[PROVIDED RECORDS Boundary: Start]
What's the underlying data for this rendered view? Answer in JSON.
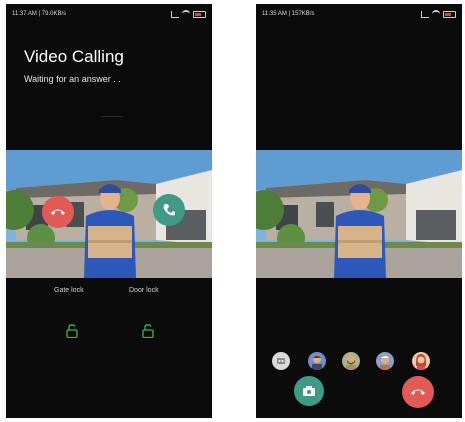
{
  "left_screen": {
    "status_bar": {
      "time_speed": "11:37 AM | 79.0KB/s"
    },
    "title": "Video Calling",
    "subtitle": "Waiting for an answer . .",
    "locks": [
      {
        "label": "Gate lock",
        "icon": "lock-open-icon"
      },
      {
        "label": "Door lock",
        "icon": "lock-open-icon"
      }
    ],
    "buttons": {
      "reject": "phone-hangup-icon",
      "accept": "phone-answer-icon"
    }
  },
  "right_screen": {
    "status_bar": {
      "time_speed": "11:35 AM | 157KB/s"
    },
    "voice_changer_options": [
      {
        "name": "robot-avatar-icon"
      },
      {
        "name": "man-avatar-icon"
      },
      {
        "name": "bearded-man-avatar-icon"
      },
      {
        "name": "old-man-avatar-icon"
      },
      {
        "name": "woman-avatar-icon"
      }
    ],
    "buttons": {
      "camera": "camera-icon",
      "hangup": "phone-hangup-icon"
    }
  },
  "colors": {
    "reject": "#e15a56",
    "accept": "#3f9a86",
    "lock": "#3fb24a",
    "background": "#0b0b0b"
  }
}
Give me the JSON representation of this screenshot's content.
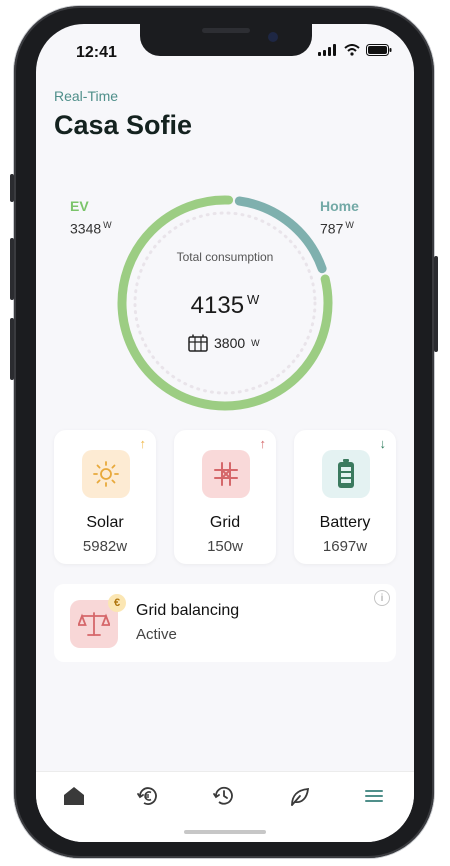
{
  "status": {
    "time": "12:41"
  },
  "header": {
    "subtitle": "Real-Time",
    "title": "Casa Sofie"
  },
  "consumption": {
    "label": "Total consumption",
    "total_value": "4135",
    "total_unit": "W",
    "solar_value": "3800",
    "solar_unit": "W",
    "ev": {
      "label": "EV",
      "value": "3348",
      "unit": "W",
      "color": "#9ccd83"
    },
    "home": {
      "label": "Home",
      "value": "787",
      "unit": "W",
      "color": "#7fb0ae"
    }
  },
  "sources": [
    {
      "name": "Solar",
      "value": "5982w",
      "arrow": "↑",
      "arrow_color": "#f0b84a",
      "icon": "sun-icon",
      "bg": "#fdebd3"
    },
    {
      "name": "Grid",
      "value": "150w",
      "arrow": "↑",
      "arrow_color": "#d5676a",
      "icon": "grid-icon",
      "bg": "#f9d9d9"
    },
    {
      "name": "Battery",
      "value": "1697w",
      "arrow": "↓",
      "arrow_color": "#2e7d5c",
      "icon": "battery-icon",
      "bg": "#e4f2f2"
    }
  ],
  "grid_balancing": {
    "title": "Grid balancing",
    "status": "Active",
    "badge_symbol": "€",
    "info_symbol": "i"
  },
  "nav": [
    "home-icon",
    "euro-cycle-icon",
    "history-icon",
    "leaf-icon",
    "menu-icon"
  ],
  "colors": {
    "accent": "#4f8f8a",
    "active_nav": "#4f8f8a"
  }
}
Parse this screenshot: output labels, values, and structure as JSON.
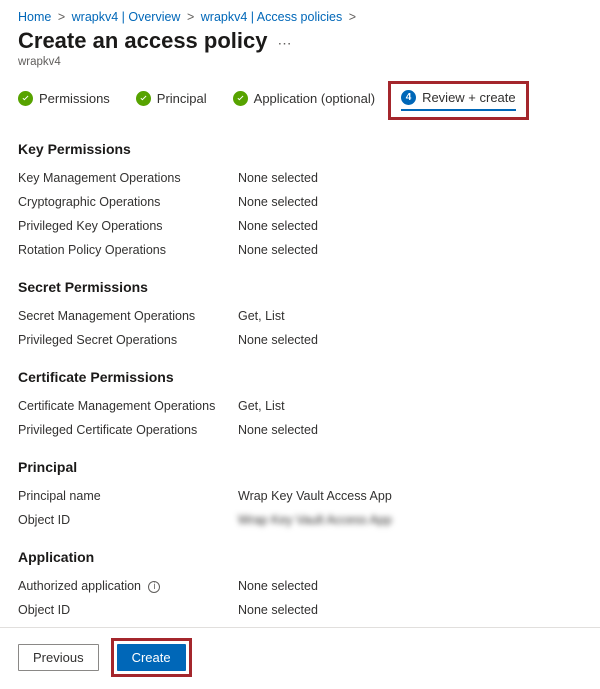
{
  "breadcrumb": {
    "items": [
      {
        "text": "Home"
      },
      {
        "text": "wrapkv4 | Overview"
      },
      {
        "text": "wrapkv4 | Access policies"
      }
    ]
  },
  "header": {
    "title": "Create an access policy",
    "subtitle": "wrapkv4"
  },
  "tabs": [
    {
      "label": "Permissions",
      "state": "done"
    },
    {
      "label": "Principal",
      "state": "done"
    },
    {
      "label": "Application (optional)",
      "state": "done"
    },
    {
      "label": "Review + create",
      "state": "current",
      "number": "4"
    }
  ],
  "sections": {
    "keyPermissions": {
      "title": "Key Permissions",
      "rows": [
        {
          "label": "Key Management Operations",
          "value": "None selected"
        },
        {
          "label": "Cryptographic Operations",
          "value": "None selected"
        },
        {
          "label": "Privileged Key Operations",
          "value": "None selected"
        },
        {
          "label": "Rotation Policy Operations",
          "value": "None selected"
        }
      ]
    },
    "secretPermissions": {
      "title": "Secret Permissions",
      "rows": [
        {
          "label": "Secret Management Operations",
          "value": "Get, List"
        },
        {
          "label": "Privileged Secret Operations",
          "value": "None selected"
        }
      ]
    },
    "certificatePermissions": {
      "title": "Certificate Permissions",
      "rows": [
        {
          "label": "Certificate Management Operations",
          "value": "Get, List"
        },
        {
          "label": "Privileged Certificate Operations",
          "value": "None selected"
        }
      ]
    },
    "principal": {
      "title": "Principal",
      "rows": [
        {
          "label": "Principal name",
          "value": "Wrap Key Vault Access App"
        },
        {
          "label": "Object ID",
          "value": "Wrap Key Vault Access App",
          "blurred": true
        }
      ]
    },
    "application": {
      "title": "Application",
      "rows": [
        {
          "label": "Authorized application",
          "value": "None selected",
          "info": true
        },
        {
          "label": "Object ID",
          "value": "None selected"
        }
      ]
    }
  },
  "footer": {
    "previous": "Previous",
    "create": "Create"
  }
}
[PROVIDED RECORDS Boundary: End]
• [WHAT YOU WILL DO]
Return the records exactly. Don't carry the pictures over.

• [FINAL ANSWER]
What's the underlying data for this rendered view? Answer in JSON.
{
  "left_screen": {
    "status_bar": {
      "time_speed": "11:37 AM | 79.0KB/s"
    },
    "title": "Video Calling",
    "subtitle": "Waiting for an answer . .",
    "locks": [
      {
        "label": "Gate lock",
        "icon": "lock-open-icon"
      },
      {
        "label": "Door lock",
        "icon": "lock-open-icon"
      }
    ],
    "buttons": {
      "reject": "phone-hangup-icon",
      "accept": "phone-answer-icon"
    }
  },
  "right_screen": {
    "status_bar": {
      "time_speed": "11:35 AM | 157KB/s"
    },
    "voice_changer_options": [
      {
        "name": "robot-avatar-icon"
      },
      {
        "name": "man-avatar-icon"
      },
      {
        "name": "bearded-man-avatar-icon"
      },
      {
        "name": "old-man-avatar-icon"
      },
      {
        "name": "woman-avatar-icon"
      }
    ],
    "buttons": {
      "camera": "camera-icon",
      "hangup": "phone-hangup-icon"
    }
  },
  "colors": {
    "reject": "#e15a56",
    "accept": "#3f9a86",
    "lock": "#3fb24a",
    "background": "#0b0b0b"
  }
}
Give me the JSON representation of this screenshot's content.
{
  "status": {
    "time": "12:41"
  },
  "header": {
    "subtitle": "Real-Time",
    "title": "Casa Sofie"
  },
  "consumption": {
    "label": "Total consumption",
    "total_value": "4135",
    "total_unit": "W",
    "solar_value": "3800",
    "solar_unit": "W",
    "ev": {
      "label": "EV",
      "value": "3348",
      "unit": "W",
      "color": "#9ccd83"
    },
    "home": {
      "label": "Home",
      "value": "787",
      "unit": "W",
      "color": "#7fb0ae"
    }
  },
  "sources": [
    {
      "name": "Solar",
      "value": "5982w",
      "arrow": "↑",
      "arrow_color": "#f0b84a",
      "icon": "sun-icon",
      "bg": "#fdebd3"
    },
    {
      "name": "Grid",
      "value": "150w",
      "arrow": "↑",
      "arrow_color": "#d5676a",
      "icon": "grid-icon",
      "bg": "#f9d9d9"
    },
    {
      "name": "Battery",
      "value": "1697w",
      "arrow": "↓",
      "arrow_color": "#2e7d5c",
      "icon": "battery-icon",
      "bg": "#e4f2f2"
    }
  ],
  "grid_balancing": {
    "title": "Grid balancing",
    "status": "Active",
    "badge_symbol": "€",
    "info_symbol": "i"
  },
  "nav": [
    "home-icon",
    "euro-cycle-icon",
    "history-icon",
    "leaf-icon",
    "menu-icon"
  ],
  "colors": {
    "accent": "#4f8f8a",
    "active_nav": "#4f8f8a"
  }
}
Parse this screenshot: output labels, values, and structure as JSON.
{
  "breadcrumb": {
    "items": [
      {
        "text": "Home"
      },
      {
        "text": "wrapkv4 | Overview"
      },
      {
        "text": "wrapkv4 | Access policies"
      }
    ]
  },
  "header": {
    "title": "Create an access policy",
    "subtitle": "wrapkv4"
  },
  "tabs": [
    {
      "label": "Permissions",
      "state": "done"
    },
    {
      "label": "Principal",
      "state": "done"
    },
    {
      "label": "Application (optional)",
      "state": "done"
    },
    {
      "label": "Review + create",
      "state": "current",
      "number": "4"
    }
  ],
  "sections": {
    "keyPermissions": {
      "title": "Key Permissions",
      "rows": [
        {
          "label": "Key Management Operations",
          "value": "None selected"
        },
        {
          "label": "Cryptographic Operations",
          "value": "None selected"
        },
        {
          "label": "Privileged Key Operations",
          "value": "None selected"
        },
        {
          "label": "Rotation Policy Operations",
          "value": "None selected"
        }
      ]
    },
    "secretPermissions": {
      "title": "Secret Permissions",
      "rows": [
        {
          "label": "Secret Management Operations",
          "value": "Get, List"
        },
        {
          "label": "Privileged Secret Operations",
          "value": "None selected"
        }
      ]
    },
    "certificatePermissions": {
      "title": "Certificate Permissions",
      "rows": [
        {
          "label": "Certificate Management Operations",
          "value": "Get, List"
        },
        {
          "label": "Privileged Certificate Operations",
          "value": "None selected"
        }
      ]
    },
    "principal": {
      "title": "Principal",
      "rows": [
        {
          "label": "Principal name",
          "value": "Wrap Key Vault Access App"
        },
        {
          "label": "Object ID",
          "value": "Wrap Key Vault Access App",
          "blurred": true
        }
      ]
    },
    "application": {
      "title": "Application",
      "rows": [
        {
          "label": "Authorized application",
          "value": "None selected",
          "info": true
        },
        {
          "label": "Object ID",
          "value": "None selected"
        }
      ]
    }
  },
  "footer": {
    "previous": "Previous",
    "create": "Create"
  }
}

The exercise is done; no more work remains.